The UK’s National Health Service

The National Health System – known as the NHS – was long regarded to be the jewel in the crown, so to speak, of the UK’s government achievements.

It was borne out of a necessity to allow people access to health care in a country that was ravaged by war and also had a very poor record in the past when it came to workers rights.

The NHS was conceived by Clement Attlee’s Labour Government in 1948 and was born out of the ashes of World War 2.

The UK obviously had many war veterans at the time and there were also a lot of widows left with families that had lost their fathers while fighting in the Allied invasion of occupied France. Something had to be done and the British Government of the day knew it. And so, the NHS was born.

The system works whereby people pay into the system through their taxes, a result of which they can seek treatment in hospitals or doctor’s clinics without charge. People still take out health insurance, but the system being free means that the most vulnerable in society have access to a health system should the need arise.

The UK has reciprocal agreements for treatment with many countries, but the system is creaking under the strain of the influx on EU migrants who are entitled to use the NHS as long as they pay their taxes. The issue came to the fore in the Brexit referendum when the leave camp said that over £350 million would go back into the system as soon as the UK left the EU. It proved to be a lie.

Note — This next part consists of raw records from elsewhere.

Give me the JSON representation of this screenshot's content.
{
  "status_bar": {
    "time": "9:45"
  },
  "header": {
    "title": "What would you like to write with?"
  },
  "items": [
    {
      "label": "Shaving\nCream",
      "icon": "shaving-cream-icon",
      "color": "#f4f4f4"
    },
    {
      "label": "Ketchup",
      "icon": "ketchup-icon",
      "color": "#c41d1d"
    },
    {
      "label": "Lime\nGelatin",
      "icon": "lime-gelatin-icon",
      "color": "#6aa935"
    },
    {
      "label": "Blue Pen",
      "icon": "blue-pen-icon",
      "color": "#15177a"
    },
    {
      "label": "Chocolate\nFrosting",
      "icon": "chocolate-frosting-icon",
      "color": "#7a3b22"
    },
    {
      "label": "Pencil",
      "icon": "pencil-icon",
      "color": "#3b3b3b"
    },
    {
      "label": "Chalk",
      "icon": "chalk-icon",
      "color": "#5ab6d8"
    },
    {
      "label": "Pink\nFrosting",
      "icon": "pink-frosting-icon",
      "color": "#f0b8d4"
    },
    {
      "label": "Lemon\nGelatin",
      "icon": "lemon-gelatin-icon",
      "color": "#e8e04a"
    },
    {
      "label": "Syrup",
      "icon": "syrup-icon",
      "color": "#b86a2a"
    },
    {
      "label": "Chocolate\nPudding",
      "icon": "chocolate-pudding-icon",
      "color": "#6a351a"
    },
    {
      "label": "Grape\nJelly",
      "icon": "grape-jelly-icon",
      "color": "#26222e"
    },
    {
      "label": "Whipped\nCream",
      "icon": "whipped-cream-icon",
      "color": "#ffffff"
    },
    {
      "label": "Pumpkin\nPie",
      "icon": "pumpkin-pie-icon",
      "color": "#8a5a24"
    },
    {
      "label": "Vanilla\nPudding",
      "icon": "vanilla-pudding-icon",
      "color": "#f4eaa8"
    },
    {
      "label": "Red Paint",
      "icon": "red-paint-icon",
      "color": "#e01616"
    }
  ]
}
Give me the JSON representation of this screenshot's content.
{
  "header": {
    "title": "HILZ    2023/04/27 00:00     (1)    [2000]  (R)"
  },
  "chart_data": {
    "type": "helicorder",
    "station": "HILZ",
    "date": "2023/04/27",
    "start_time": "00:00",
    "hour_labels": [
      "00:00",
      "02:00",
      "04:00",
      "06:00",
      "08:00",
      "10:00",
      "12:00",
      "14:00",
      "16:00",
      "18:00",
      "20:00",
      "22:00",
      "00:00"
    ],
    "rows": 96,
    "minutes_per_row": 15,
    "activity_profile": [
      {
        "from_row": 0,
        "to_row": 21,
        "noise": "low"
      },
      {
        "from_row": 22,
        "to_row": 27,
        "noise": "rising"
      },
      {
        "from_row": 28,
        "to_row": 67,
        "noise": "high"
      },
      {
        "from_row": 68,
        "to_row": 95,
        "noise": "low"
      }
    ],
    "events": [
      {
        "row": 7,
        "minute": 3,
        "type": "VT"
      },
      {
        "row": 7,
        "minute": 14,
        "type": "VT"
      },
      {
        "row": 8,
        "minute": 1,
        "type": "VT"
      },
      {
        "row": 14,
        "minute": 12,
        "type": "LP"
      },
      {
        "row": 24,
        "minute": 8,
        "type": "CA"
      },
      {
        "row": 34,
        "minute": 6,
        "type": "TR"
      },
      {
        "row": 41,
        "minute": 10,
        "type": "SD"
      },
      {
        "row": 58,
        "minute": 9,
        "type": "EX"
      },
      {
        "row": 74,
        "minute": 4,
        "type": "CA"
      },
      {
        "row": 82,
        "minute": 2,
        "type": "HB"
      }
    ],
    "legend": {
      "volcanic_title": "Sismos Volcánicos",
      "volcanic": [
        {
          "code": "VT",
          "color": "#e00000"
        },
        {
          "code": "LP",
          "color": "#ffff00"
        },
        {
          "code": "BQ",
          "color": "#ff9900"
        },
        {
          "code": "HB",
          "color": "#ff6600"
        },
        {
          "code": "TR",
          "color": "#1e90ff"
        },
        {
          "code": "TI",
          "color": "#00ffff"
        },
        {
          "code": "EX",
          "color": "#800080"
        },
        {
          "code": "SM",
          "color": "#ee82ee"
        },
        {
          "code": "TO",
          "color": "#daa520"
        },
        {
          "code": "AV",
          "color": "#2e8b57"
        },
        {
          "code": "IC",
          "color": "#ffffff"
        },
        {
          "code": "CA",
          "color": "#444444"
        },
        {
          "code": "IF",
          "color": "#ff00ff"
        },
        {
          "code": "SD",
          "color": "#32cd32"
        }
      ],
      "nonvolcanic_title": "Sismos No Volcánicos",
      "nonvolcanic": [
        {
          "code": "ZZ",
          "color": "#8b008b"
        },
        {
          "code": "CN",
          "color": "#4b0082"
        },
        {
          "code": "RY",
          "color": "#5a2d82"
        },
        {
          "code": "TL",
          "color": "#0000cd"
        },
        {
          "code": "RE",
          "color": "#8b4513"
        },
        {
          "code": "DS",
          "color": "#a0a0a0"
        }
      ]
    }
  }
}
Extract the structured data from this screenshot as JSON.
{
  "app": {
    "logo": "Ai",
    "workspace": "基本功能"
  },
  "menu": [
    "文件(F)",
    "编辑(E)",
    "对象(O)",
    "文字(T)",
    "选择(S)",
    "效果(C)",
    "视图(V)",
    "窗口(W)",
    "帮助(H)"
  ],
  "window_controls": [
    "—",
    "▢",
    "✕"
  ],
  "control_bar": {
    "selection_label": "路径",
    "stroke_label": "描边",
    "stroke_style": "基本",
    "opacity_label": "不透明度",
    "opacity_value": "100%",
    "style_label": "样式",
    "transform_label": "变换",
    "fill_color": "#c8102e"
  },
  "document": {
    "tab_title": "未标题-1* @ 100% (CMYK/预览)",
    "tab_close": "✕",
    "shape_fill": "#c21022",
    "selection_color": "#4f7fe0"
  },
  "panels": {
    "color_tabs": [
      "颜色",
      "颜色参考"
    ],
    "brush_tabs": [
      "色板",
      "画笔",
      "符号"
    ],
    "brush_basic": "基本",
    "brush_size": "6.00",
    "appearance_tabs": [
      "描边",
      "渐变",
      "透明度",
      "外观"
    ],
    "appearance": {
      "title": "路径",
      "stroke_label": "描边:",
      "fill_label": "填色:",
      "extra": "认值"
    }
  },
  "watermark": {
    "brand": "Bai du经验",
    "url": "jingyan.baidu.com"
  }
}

The NHS is not what it once was and hospitals are complaining of being understaffed and not having enough medical equipment to look after patients adequately. The government has ordered a review of the situation to see how it can steer the NHS to what it once was. One of the major problems being experienced is the lack of qualified nurses on the wards. The NHS is still the envy of many countries around the world.